* Much as the French Revolution, or rahter, the events preceding it, did 150 years later; which is probably why the term “English Revolution” was retrospectively applied in the last century. At least I’ve managed to relegate Robespierre, Mirabeau and co. to a footnote this time.

Insult

In which we must have upset someone

I woke up, to find a bright, sunny morning outside. I threw back the front room curtains, and noticed something outside, on the window sill. Someone had left a book there. Curious. I wonder what it might be. Maybe it’s something good.

I looked closer. And then: I saw the author’s name in bright shiny letters. Jeffrey Archer.

What have I done, I wondered? What have I done to annoy the neighbours so much, that someone would leave a Jeffrey Archer book on the window sill? Or was it some random visitor from Weston-super-Mare, maybe? It’s a mystery to me. And, moreover, what should I do with it?

Chauvinism

In which we are shocked by vintage sexism

If you get involved in some hobbies, some fields of interest, you have to get used to the fact that you’ll end up finding yourself alongside older men with unpalatable views. If you like trains, for example, you will sometimes find yourself alongside elderly trainspotters who haven’t yet worked out that there might be a link between “being single” and “not washing”. You get used to hearing them espousing rather reactionary viewpoints, such as “we should send them all back to their own countries”, and so on.

Nevertheless, occasionally, something comes along which makes you think: I can’t believe they said that. Or, in this case: I can’t believe they printed that. I was reading a book I picked up recently in a charity shop: Victorian and Edwardian Railway Travel From Old Photographs by Jeoffry Spence, a 1980s reprint of a 1970s book, and came across this delightful passage in the introduction. It starts off with saying how Edwardian railway timetables were far too complicated for women to understand, and goes on:
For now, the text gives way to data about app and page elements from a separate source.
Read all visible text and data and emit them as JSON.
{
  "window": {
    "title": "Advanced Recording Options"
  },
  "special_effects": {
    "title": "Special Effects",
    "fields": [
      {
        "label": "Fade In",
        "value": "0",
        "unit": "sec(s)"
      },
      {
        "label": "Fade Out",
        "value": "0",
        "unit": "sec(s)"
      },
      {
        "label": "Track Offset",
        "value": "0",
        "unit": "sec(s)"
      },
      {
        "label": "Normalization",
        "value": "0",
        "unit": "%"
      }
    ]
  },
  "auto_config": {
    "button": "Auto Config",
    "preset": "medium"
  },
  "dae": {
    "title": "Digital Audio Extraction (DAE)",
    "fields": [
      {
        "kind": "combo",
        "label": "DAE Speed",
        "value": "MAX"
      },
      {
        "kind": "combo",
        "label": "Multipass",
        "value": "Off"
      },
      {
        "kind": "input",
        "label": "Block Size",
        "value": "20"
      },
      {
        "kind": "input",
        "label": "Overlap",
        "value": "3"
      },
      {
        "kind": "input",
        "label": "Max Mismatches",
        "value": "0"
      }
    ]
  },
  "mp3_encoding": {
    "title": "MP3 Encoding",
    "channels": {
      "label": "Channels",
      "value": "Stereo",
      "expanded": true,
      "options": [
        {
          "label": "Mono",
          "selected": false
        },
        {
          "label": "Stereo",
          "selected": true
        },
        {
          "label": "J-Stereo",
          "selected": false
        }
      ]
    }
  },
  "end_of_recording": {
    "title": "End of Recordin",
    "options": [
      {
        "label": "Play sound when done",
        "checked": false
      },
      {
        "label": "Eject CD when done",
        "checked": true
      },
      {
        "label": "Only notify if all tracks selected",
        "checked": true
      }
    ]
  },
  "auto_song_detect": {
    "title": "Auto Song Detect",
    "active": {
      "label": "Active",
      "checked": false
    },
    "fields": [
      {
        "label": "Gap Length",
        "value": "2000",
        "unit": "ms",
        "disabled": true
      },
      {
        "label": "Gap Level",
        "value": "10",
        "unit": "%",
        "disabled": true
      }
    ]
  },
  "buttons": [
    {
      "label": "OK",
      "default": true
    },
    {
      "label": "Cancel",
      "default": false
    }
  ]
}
But even today, with so many regular-interval services and absence of complexities, there is something rather irritating to us chauvinistic males about the sight of a woman standing haughtily in the circulating area of a big station, telling us firmly what time the train goes, which platform, where to change, and even the time of arrival at the destination; it makes a bad impression on our younger children.

I’m sorry? It “makes a bad impression” for children to be allowed to see a woman advising a man? To see a woman having responsibility? To see a woman speaking firmly? Or, indeed, all of the above? Even for something written in the late 70s, that’s a bit much to see in print.

A bit of research suggests that Spence was born in 1915, so was probably in his early 60s when he wrote that. He died* in ’92, at 77 or so. Getting a bit elderly when he wrote those words, then, you could argue. But I don’t think that’s an excuse, given that feminism was already alive and well when he was growing up; and that there are plenty of people of his generation who weren’t such terrible bigots. Thirty years later, it comes across as a shockingly sexist piece of writing. The worrying thing is: I’m sure there are still men today, lurking in the backwoods and writing down the numbers of trains, who would probably still agree with him.

* Assuming I’ve found the right man, but the unusual spelling helps